The conclusion that would be dangerous to miss is that what you should probably do is nothing. And the reasons for that derive from a combination of detective work and a recognition of Taleb’s dictum.

Once you stop seeing the two types of customer as distinct groups, and look for the interactions between them, you get a feel for why you have any big customers at all. I’ll use my own business as an example, since it’s just about the only one for which I have not signed an NDA.

How did the customers in the big-but-few cluster get to be there? Some started as small customers but grew large – either organically or through merger. Some had become led by individuals who had previously worked in one of our smaller customer businesses. Some were there through recommendation, including by smaller customers.

It’s not hard to see the impact on the overall business if the “small-but-many” crowd had been rejected early on for size, or been served relatively poorly. There wouldn’t be any big ones.

Viewed like this, Pareto distribution can be seen as a healthy sign, not something to be fixed, which perhaps is why it is observed so ubiquitously, not just in the commercial sphere but in nature, too – including by the eponymous Italian economist Vilfredo Pareto, who noted that 20% of his garden pea pods produced 80% of the peas.

Keeping it simple

Marketing is not short of candidate metrics and, given the data-driven bias around corporate board tables, neither is it short of reasons to employ them.

And there is no shame in veering towards the simplest possible metrics, especially if they can more elegantly produce the data-point accuracy of the fancier models.

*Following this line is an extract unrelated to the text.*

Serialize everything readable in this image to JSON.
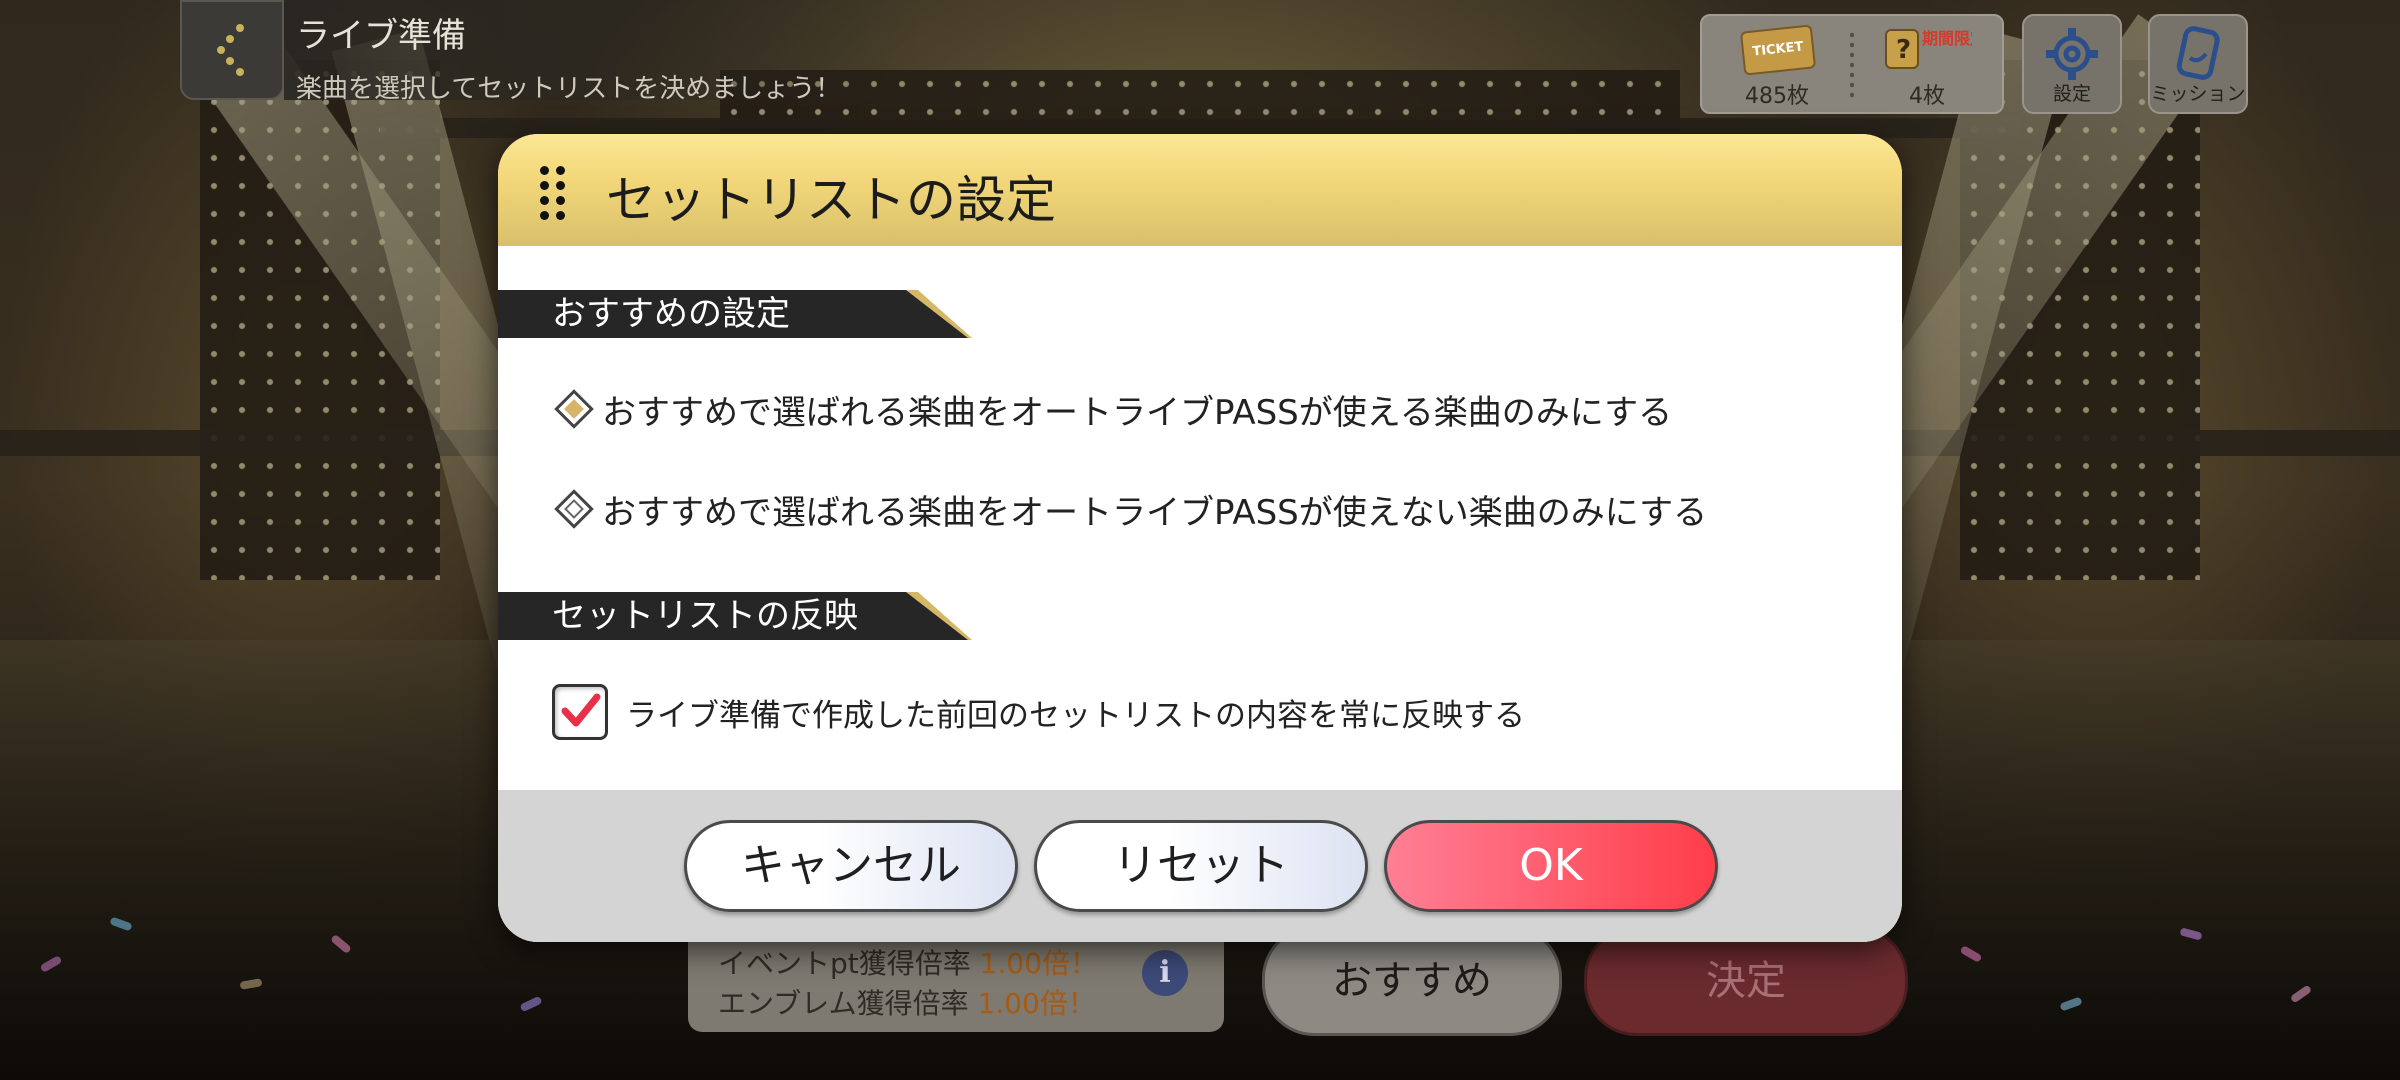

But there is a danger in extrapolating from that methodological simplicity the notion that the interpretation and implications are also simple. They rarely are. Just as painting by numbers will not get you much of a picture, so branding by numbers will not get you much of a brand.

Metrics matter. But forensic interpretation and imaginative action – or even, sometimes, considered inaction – add up to more.